Should I Pay Off My Mortgage Early?

  • Posted by Mary Boston
  • 07/16/2015
  • payoff
Should I Pay Off My Mortgage Early?

Each financial decision is unique and depends on one’s goals. There are many considerations when it comes to your mortgage. Imagine, though, the lucky homeowners who are unconcerned with how to pay their mortgages, but how quickly they can eliminate them entirely. Surely no downside exists to paying off your mortgage early, right?

Early Mortgage Payoff Considerations

For some, eliminating their mortgage early will make financial sense, not to mention the emotional security it provides. In addition to the pros, however, there are potential cons that should be considered, including the following possible obstacles:

  • Illiquidity
  • Increased revolving debt
  • Underfunded retirement
  • Reduced tax deductions

Let’s take a look at each consideration to help you weigh your options and decide if an early mortgage payoff could be right for you.

Illiquidity

Liquidity in finances refers to the ability to convert an asset—your baseball card collection, an heirloom, or your home—into cash. Illiquidity is the opposite: the inability to get cash when you need it, because all your cash is tied up in things. If time or circumstances would cause you to take a loss on liquidating an asset, the asset is illiquid.

Normally, a mortgage is considered to be illiquid with one exception–a home equity line of credit (HELOC). The equity in your home is accessible quickly through a debit card or check, so you can borrow against that equity with minimal fuss. Suppose you unexpectedly have a leaky roof. A HELOC can provide you access to thousands of dollars at a low interest rate. If your other choice is to put $15,000 on your credit card for a roof replacement, it may make more sense to use your home’s equity and keep your unsecured debt (the credit card) low.

If your mortgage is paid off and you want to use the equity in your home, you will need a new appraisal, loan origination fees, and other third-party expenses, plus one to two months for the loan to fund. You may not be able to spare that time if you’re in a bind.

Revolving Debt

A possible pitfall to eliminating a mortgage comes from diverting funds from other debt to pay off the mortgage. The mortgage at 4 percent interest is less expensive than a credit card debt with a 22 percent interest rate, if you’re only making the minimum payment. You may want to contemplate putting money toward the revolving debt before considering payments to eliminate the mortgage.

Underfunded Retirement

If you underfund retirement so your mortgage is eliminated early, you may not feel the effects of this decision for decades, but eventually you could feel it. One approach to eliminating your mortgage is to wait until after you have funded all your retirement accounts fully. You can borrow for most life events: weddings, renovations, home purchases, and even vacations. You cannot borrow for retirement and you may finish work one day and have no income other than your retirement savings and some modest government programs.

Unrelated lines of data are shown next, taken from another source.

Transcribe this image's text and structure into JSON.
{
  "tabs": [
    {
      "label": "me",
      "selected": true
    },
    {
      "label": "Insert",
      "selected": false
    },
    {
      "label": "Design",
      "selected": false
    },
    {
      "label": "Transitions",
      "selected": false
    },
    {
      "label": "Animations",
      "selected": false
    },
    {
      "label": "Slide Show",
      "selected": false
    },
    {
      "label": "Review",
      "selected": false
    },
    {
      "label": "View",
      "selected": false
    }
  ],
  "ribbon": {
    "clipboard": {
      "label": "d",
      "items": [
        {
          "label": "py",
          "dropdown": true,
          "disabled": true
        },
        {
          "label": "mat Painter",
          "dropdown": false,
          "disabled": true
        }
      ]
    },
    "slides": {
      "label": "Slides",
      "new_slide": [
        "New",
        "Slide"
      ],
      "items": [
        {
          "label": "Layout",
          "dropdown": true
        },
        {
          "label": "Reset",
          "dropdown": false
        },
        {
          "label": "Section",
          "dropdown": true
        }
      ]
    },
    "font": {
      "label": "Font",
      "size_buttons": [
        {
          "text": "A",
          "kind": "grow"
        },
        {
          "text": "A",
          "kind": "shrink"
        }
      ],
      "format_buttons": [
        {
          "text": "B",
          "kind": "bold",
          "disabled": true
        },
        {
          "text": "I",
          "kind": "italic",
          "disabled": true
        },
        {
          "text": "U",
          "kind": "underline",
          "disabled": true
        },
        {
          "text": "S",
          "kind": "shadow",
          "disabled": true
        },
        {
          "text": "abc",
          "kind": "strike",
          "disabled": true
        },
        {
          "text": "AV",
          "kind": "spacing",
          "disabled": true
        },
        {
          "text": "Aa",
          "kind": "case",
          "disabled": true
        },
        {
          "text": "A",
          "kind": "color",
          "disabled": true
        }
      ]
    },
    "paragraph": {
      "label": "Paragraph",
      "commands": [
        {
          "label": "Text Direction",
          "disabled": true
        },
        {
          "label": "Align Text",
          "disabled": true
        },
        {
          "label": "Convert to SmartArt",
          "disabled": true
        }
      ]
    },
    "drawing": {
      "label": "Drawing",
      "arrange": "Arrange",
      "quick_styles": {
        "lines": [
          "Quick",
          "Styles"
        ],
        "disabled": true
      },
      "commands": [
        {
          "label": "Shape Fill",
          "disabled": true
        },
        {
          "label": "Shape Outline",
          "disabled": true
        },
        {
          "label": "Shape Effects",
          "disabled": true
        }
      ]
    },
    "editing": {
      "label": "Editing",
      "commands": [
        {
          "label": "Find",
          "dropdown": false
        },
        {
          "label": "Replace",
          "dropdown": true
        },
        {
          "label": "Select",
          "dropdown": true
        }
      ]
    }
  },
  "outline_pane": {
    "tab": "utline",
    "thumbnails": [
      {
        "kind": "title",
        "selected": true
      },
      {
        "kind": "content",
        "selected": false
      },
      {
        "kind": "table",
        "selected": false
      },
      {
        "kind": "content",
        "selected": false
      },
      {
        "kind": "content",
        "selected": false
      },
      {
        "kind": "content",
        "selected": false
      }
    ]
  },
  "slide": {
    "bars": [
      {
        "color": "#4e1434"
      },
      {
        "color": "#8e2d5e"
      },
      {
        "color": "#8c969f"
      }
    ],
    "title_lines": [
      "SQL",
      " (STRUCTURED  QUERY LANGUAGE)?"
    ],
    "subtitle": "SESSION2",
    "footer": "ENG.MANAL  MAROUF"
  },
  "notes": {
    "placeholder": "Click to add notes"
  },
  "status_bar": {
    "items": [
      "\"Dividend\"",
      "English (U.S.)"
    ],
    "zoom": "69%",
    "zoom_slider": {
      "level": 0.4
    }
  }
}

The Tax Man

Uncle Sam gives homeowners a gift every year in the form of deductions for mortgage interest. This is to encourage stable neighborhoods and high rates of home ownership. When your mortgage is eliminated early, so is that tax deduction. It is often the largest deduction taxpayers receive, and when eliminated, your tax liability may increase.

Neglecting these important scenarios so you can eliminate your mortgage early may not be cost-effective. A careful, thorough examination in which you weigh all your options and needs with your financial advisor will help you determine whether early elimination of your mortgage is right for you.